[Dataset entries]
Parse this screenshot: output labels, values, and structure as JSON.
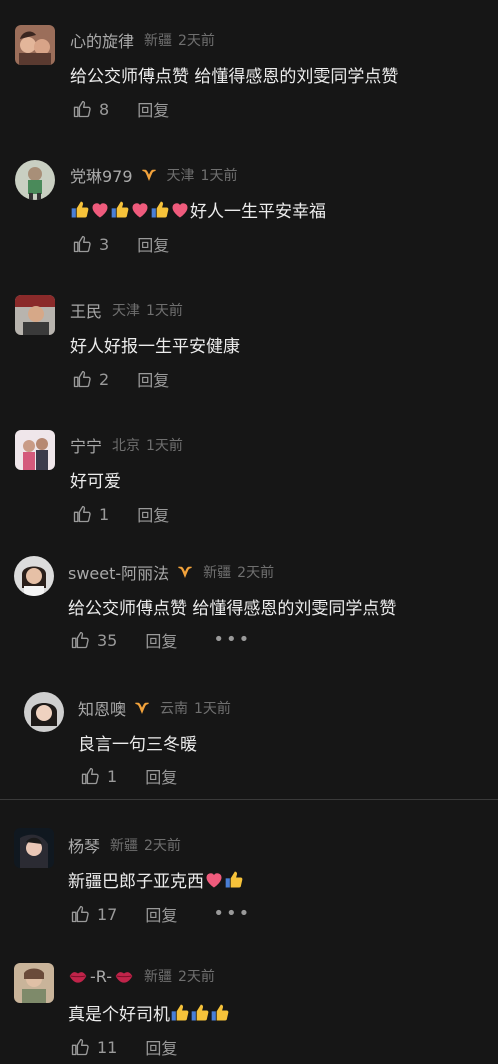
{
  "comments": [
    {
      "username": "心的旋律",
      "location": "新疆",
      "time": "2天前",
      "text": "给公交师傅点赞 给懂得感恩的刘雯同学点赞",
      "likes": "8",
      "reply": "回复"
    },
    {
      "username": "党琳979",
      "location": "天津",
      "time": "1天前",
      "text": "好人一生平安幸福",
      "likes": "3",
      "reply": "回复"
    },
    {
      "username": "王民",
      "location": "天津",
      "time": "1天前",
      "text": "好人好报一生平安健康",
      "likes": "2",
      "reply": "回复"
    },
    {
      "username": "宁宁",
      "location": "北京",
      "time": "1天前",
      "text": "好可爱",
      "likes": "1",
      "reply": "回复"
    },
    {
      "username": "sweet-阿丽法",
      "location": "新疆",
      "time": "2天前",
      "text": "给公交师傅点赞 给懂得感恩的刘雯同学点赞",
      "likes": "35",
      "reply": "回复"
    },
    {
      "username": "知恩噢",
      "location": "云南",
      "time": "1天前",
      "text": "良言一句三冬暖",
      "likes": "1",
      "reply": "回复"
    },
    {
      "username": "杨琴",
      "location": "新疆",
      "time": "2天前",
      "text": "新疆巴郎子亚克西",
      "likes": "17",
      "reply": "回复"
    },
    {
      "username": "-R-",
      "location": "新疆",
      "time": "2天前",
      "text": "真是个好司机",
      "likes": "11",
      "reply": "回复"
    }
  ],
  "more_icon": "more-icon",
  "badge_color": "#f2a23b"
}
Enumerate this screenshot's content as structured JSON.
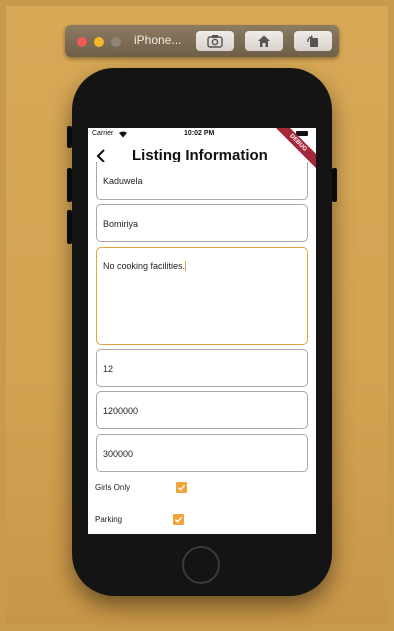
{
  "simulator": {
    "title": "iPhone...",
    "buttons": {
      "screenshot": "camera-icon",
      "home": "home-icon",
      "rotate": "rotate-icon"
    }
  },
  "status_bar": {
    "carrier": "Carrier",
    "time": "10:02 PM"
  },
  "debug_banner": "DEBUG",
  "app_bar": {
    "title": "Listing Information"
  },
  "form": {
    "city": "Kaduwela",
    "town": "Bomiriya",
    "description": "No cooking facilities.",
    "rooms": "12",
    "price": "1200000",
    "deposit": "300000",
    "girls_only": {
      "label": "Girls Only",
      "checked": true
    },
    "parking": {
      "label": "Parking",
      "checked": true
    }
  },
  "colors": {
    "accent": "#f0a43a",
    "focus_border": "#e8a33c",
    "backdrop": "#d3a352"
  }
}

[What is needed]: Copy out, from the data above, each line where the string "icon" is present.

[Result]:
  "more_icon": "more-icon",
      "screenshot": "camera-icon",
      "home": "home-icon",
      "rotate": "rotate-icon"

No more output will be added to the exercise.